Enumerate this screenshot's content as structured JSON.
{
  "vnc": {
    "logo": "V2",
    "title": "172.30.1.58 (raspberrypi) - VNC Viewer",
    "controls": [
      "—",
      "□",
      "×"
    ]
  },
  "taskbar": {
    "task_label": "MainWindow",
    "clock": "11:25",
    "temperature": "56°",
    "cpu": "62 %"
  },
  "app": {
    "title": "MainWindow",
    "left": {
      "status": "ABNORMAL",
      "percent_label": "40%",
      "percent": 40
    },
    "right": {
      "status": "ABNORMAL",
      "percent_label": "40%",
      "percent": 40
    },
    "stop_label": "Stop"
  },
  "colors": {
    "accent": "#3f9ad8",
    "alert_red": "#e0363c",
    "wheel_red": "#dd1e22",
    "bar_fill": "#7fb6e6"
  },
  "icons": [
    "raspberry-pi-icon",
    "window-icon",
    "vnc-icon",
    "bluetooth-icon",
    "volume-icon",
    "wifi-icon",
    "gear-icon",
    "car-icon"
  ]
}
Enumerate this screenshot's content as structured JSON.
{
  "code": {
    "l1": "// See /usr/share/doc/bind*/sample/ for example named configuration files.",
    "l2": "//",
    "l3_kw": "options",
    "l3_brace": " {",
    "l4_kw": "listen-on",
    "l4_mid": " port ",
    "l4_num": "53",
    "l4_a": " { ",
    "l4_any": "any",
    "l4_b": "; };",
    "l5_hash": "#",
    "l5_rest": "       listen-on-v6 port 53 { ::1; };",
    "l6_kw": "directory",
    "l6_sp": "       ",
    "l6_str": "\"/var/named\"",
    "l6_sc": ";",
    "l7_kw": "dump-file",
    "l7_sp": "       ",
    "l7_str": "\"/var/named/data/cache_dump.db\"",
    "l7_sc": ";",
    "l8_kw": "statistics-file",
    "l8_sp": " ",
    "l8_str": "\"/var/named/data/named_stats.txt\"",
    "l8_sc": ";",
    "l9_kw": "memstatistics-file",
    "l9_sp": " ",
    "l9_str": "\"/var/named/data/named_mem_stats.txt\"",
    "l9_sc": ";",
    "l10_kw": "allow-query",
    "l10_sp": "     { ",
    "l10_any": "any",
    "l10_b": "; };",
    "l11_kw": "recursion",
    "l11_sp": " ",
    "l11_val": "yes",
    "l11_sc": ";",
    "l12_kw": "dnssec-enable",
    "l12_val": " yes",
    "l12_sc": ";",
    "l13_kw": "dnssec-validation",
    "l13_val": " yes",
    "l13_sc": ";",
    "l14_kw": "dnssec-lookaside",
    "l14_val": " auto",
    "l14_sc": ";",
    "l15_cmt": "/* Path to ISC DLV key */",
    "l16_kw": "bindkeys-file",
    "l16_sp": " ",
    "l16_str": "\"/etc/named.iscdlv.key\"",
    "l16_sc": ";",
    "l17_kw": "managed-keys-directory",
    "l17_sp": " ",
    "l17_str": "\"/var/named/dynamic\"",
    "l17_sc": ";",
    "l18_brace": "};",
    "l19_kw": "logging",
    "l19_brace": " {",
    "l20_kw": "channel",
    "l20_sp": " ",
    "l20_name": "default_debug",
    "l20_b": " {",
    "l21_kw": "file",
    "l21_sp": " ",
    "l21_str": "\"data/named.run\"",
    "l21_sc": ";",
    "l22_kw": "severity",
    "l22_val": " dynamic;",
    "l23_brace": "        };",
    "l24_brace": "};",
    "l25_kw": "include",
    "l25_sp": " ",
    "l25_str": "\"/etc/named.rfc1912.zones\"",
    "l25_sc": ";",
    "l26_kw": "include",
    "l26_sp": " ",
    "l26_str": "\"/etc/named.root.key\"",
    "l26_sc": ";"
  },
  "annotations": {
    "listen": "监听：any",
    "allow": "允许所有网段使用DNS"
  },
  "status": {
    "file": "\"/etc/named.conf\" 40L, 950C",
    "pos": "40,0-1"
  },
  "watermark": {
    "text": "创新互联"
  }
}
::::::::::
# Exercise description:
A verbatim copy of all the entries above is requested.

# Result of the exercise:
Enumerate this screenshot's content as structured JSON.
{
  "vnc": {
    "logo": "V2",
    "title": "172.30.1.58 (raspberrypi) - VNC Viewer",
    "controls": [
      "—",
      "□",
      "×"
    ]
  },
  "taskbar": {
    "task_label": "MainWindow",
    "clock": "11:25",
    "temperature": "56°",
    "cpu": "62 %"
  },
  "app": {
    "title": "MainWindow",
    "left": {
      "status": "ABNORMAL",
      "percent_label": "40%",
      "percent": 40
    },
    "right": {
      "status": "ABNORMAL",
      "percent_label": "40%",
      "percent": 40
    },
    "stop_label": "Stop"
  },
  "colors": {
    "accent": "#3f9ad8",
    "alert_red": "#e0363c",
    "wheel_red": "#dd1e22",
    "bar_fill": "#7fb6e6"
  },
  "icons": [
    "raspberry-pi-icon",
    "window-icon",
    "vnc-icon",
    "bluetooth-icon",
    "volume-icon",
    "wifi-icon",
    "gear-icon",
    "car-icon"
  ]
}
Enumerate this screenshot's content as structured JSON.
{
  "code": {
    "l1": "// See /usr/share/doc/bind*/sample/ for example named configuration files.",
    "l2": "//",
    "l3_kw": "options",
    "l3_brace": " {",
    "l4_kw": "listen-on",
    "l4_mid": " port ",
    "l4_num": "53",
    "l4_a": " { ",
    "l4_any": "any",
    "l4_b": "; };",
    "l5_hash": "#",
    "l5_rest": "       listen-on-v6 port 53 { ::1; };",
    "l6_kw": "directory",
    "l6_sp": "       ",
    "l6_str": "\"/var/named\"",
    "l6_sc": ";",
    "l7_kw": "dump-file",
    "l7_sp": "       ",
    "l7_str": "\"/var/named/data/cache_dump.db\"",
    "l7_sc": ";",
    "l8_kw": "statistics-file",
    "l8_sp": " ",
    "l8_str": "\"/var/named/data/named_stats.txt\"",
    "l8_sc": ";",
    "l9_kw": "memstatistics-file",
    "l9_sp": " ",
    "l9_str": "\"/var/named/data/named_mem_stats.txt\"",
    "l9_sc": ";",
    "l10_kw": "allow-query",
    "l10_sp": "     { ",
    "l10_any": "any",
    "l10_b": "; };",
    "l11_kw": "recursion",
    "l11_sp": " ",
    "l11_val": "yes",
    "l11_sc": ";",
    "l12_kw": "dnssec-enable",
    "l12_val": " yes",
    "l12_sc": ";",
    "l13_kw": "dnssec-validation",
    "l13_val": " yes",
    "l13_sc": ";",
    "l14_kw": "dnssec-lookaside",
    "l14_val": " auto",
    "l14_sc": ";",
    "l15_cmt": "/* Path to ISC DLV key */",
    "l16_kw": "bindkeys-file",
    "l16_sp": " ",
    "l16_str": "\"/etc/named.iscdlv.key\"",
    "l16_sc": ";",
    "l17_kw": "managed-keys-directory",
    "l17_sp": " ",
    "l17_str": "\"/var/named/dynamic\"",
    "l17_sc": ";",
    "l18_brace": "};",
    "l19_kw": "logging",
    "l19_brace": " {",
    "l20_kw": "channel",
    "l20_sp": " ",
    "l20_name": "default_debug",
    "l20_b": " {",
    "l21_kw": "file",
    "l21_sp": " ",
    "l21_str": "\"data/named.run\"",
    "l21_sc": ";",
    "l22_kw": "severity",
    "l22_val": " dynamic;",
    "l23_brace": "        };",
    "l24_brace": "};",
    "l25_kw": "include",
    "l25_sp": " ",
    "l25_str": "\"/etc/named.rfc1912.zones\"",
    "l25_sc": ";",
    "l26_kw": "include",
    "l26_sp": " ",
    "l26_str": "\"/etc/named.root.key\"",
    "l26_sc": ";"
  },
  "annotations": {
    "listen": "监听：any",
    "allow": "允许所有网段使用DNS"
  },
  "status": {
    "file": "\"/etc/named.conf\" 40L, 950C",
    "pos": "40,0-1"
  },
  "watermark": {
    "text": "创新互联"
  }
}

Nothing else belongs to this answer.